The Bathtub Effect: Why Safety Programs Fail
Webb, David A., Management Review
What do the fatal chemical release at Bhopal and the Exxon Valdez oil spill have in common? Both have focused political and public attention on how companies manage environmental, health and safety issues wherever they do business around the world..
The unfortunate truth is this: Despite the best efforts of government and industry to improve environmental, health and safety performance, major industrial accidents are just as likely to occur today as they were 10 years ago. Yet over the same period, society's expectations for environmental, health and safety management have risen.
While expectations are increasing and companies are doing their best to improve, businesses are also in the grip of an all-pervasive drive to do more with less throughout their operations. From the plant floor to the highest ranks of corporate management, companies are redefining how people work and learning how to do more with fewer people and at less expense.
Environmental, health and safety management hasn't been exempt from this drive for greater efficiency. In the past, companies often achieved good safety performance through overdesign, large staffs and ever-expanding budgets. The railroad industry, for example, used to meet high safety standards by building locomotives and carriages with massive chassis and employing enormous staffs to check and double-check everything.
Today, overdesign and overstaffing are no longer viable approaches to good performance. In the drive to bring costs down, mass transit systems have reduced energy costs by making rolling stock as light as possible, and they have reduced staff by developing computer control and safety systems and automatic trains that operate without drivers. Many other industries have also made broad changes in the way they manage environmental, health and safety issues. But they have not yet seen solid, longterm gains in performance.
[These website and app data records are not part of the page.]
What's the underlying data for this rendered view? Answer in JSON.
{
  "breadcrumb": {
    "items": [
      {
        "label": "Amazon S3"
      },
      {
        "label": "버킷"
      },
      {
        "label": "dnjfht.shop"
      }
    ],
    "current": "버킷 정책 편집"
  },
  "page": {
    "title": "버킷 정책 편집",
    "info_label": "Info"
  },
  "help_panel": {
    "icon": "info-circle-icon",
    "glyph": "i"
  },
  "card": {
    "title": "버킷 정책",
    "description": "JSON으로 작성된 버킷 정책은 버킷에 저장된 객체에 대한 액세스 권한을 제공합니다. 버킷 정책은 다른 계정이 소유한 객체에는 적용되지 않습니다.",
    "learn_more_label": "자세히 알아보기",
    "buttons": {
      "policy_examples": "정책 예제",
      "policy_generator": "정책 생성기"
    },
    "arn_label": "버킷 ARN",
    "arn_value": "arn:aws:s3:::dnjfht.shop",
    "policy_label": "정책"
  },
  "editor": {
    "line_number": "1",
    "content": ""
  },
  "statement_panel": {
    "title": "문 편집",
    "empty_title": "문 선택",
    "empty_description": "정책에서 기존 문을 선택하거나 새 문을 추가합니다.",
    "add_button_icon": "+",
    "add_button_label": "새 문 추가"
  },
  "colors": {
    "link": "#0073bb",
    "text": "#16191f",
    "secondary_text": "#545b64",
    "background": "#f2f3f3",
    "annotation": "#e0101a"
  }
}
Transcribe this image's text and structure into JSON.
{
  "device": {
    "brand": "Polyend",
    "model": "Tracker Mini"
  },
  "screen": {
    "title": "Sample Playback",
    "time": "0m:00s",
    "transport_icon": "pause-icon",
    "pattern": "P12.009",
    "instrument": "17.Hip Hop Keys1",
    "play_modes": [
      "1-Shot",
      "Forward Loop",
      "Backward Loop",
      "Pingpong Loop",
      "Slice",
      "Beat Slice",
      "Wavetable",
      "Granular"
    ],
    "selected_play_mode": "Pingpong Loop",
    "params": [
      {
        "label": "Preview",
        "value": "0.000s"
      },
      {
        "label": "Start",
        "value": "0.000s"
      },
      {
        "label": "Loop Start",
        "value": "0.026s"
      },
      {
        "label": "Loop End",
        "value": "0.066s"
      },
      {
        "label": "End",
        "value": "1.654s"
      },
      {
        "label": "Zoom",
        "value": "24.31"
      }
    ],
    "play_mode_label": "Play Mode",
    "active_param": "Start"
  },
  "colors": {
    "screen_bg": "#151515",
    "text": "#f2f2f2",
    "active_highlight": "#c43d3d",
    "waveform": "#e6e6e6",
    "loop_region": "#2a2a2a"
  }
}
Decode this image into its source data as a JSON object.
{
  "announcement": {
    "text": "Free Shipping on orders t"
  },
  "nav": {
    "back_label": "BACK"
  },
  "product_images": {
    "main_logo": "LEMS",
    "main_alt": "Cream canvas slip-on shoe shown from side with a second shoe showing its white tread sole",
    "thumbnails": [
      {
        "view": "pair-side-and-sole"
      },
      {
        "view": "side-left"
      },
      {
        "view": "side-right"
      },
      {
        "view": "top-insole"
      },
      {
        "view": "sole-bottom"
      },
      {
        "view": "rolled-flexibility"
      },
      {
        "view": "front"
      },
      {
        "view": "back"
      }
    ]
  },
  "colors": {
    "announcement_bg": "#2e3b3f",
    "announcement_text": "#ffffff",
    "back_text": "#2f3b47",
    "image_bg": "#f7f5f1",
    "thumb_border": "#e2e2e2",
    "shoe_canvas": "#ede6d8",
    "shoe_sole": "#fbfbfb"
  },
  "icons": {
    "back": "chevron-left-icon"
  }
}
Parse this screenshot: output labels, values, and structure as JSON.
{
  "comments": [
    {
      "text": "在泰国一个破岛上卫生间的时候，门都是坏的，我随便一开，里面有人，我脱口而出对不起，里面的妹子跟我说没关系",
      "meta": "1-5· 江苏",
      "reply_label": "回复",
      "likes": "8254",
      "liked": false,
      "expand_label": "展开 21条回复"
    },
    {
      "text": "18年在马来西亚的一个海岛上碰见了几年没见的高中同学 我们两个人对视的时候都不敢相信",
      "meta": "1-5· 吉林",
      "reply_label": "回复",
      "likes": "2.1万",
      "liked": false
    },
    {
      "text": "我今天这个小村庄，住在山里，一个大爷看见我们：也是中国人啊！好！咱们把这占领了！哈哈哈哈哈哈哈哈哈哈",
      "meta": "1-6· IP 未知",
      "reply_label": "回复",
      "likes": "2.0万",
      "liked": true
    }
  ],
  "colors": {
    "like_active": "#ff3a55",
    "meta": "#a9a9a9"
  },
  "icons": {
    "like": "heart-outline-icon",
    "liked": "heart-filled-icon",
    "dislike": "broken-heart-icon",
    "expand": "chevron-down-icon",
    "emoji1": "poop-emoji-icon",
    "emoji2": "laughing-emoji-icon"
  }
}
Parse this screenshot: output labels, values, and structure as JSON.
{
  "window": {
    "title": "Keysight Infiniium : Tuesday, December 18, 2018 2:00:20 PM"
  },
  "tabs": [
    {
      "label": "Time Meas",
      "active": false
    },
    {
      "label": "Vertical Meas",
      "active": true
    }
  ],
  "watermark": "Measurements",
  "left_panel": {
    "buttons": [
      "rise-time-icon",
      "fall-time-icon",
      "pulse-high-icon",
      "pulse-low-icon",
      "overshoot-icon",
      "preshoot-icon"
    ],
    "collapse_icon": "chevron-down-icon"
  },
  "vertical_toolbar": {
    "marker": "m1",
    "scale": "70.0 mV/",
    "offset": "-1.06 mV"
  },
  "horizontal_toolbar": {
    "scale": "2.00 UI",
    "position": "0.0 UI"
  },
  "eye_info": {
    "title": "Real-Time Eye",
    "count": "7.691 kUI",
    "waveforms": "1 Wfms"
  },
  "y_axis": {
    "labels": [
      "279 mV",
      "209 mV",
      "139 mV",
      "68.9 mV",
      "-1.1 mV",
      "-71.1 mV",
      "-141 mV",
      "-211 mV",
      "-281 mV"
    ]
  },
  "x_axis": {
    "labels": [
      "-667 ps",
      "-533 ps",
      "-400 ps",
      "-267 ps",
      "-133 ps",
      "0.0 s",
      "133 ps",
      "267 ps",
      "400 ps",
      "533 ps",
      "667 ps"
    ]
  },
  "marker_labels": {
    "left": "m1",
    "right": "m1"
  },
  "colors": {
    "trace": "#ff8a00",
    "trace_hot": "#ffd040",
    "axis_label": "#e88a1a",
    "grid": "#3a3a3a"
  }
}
The discovery by environmental, health and safety managers that new approaches sometimes yield disappointing results is hardly unique to their field. In the equipment maintenance field, for example, when equipment is new, design and manufacturing defects lead to high failure rates. Then, after the kinks have been worked out, failures fall to a low rate for a few years, only to begin to climb steadily as the equipment ages. Charted out on a graph, this curve resembles a bathtub (see Figure 1).
Stuck in the Bathtub
Maintenance programs seek to stay out of the bathtub by finding ways to keep the failure rate as low as possible. Their goal is a performance curve that isn't a bathtub at all, but a steep drop followed by consistently low failure rates (see Figure 2).
The ideal environmental, health and safety management program has a similar profile. Accident rates fall quickly to an acceptable level and stay there. In reality, performance profiles all too often develop unsatisfactory curves--bathtub curves. Let us look now at the most common unsatisfactory performance profiles and the reasons they happen. Managers who understand these common failings have a better chance of keeping their programs out of the bathtub.
Shallow Tub: Incomplete Coverage
Many programs reduce some types or locations of accidents, but fail to provide complete coverage for all causes of accidents and at all locations or divisions within the organization.
When improvement only shows reductions in certain accident types, key pieces of the environmental, health and safety program are often missing. For example, the environmental, health and safety program of a metals-pressing company did not cover hazardous chemicals. The company assumed that hazardous material safety was irrelevant in its mechanical operations, despite the fact that several of its degreasing agents were highly flammable liquids. Luckily, the oversight was discovered before a serious accident occurred.
All too often, the environmental, health and safety program leaves out whole departments or significant activities. …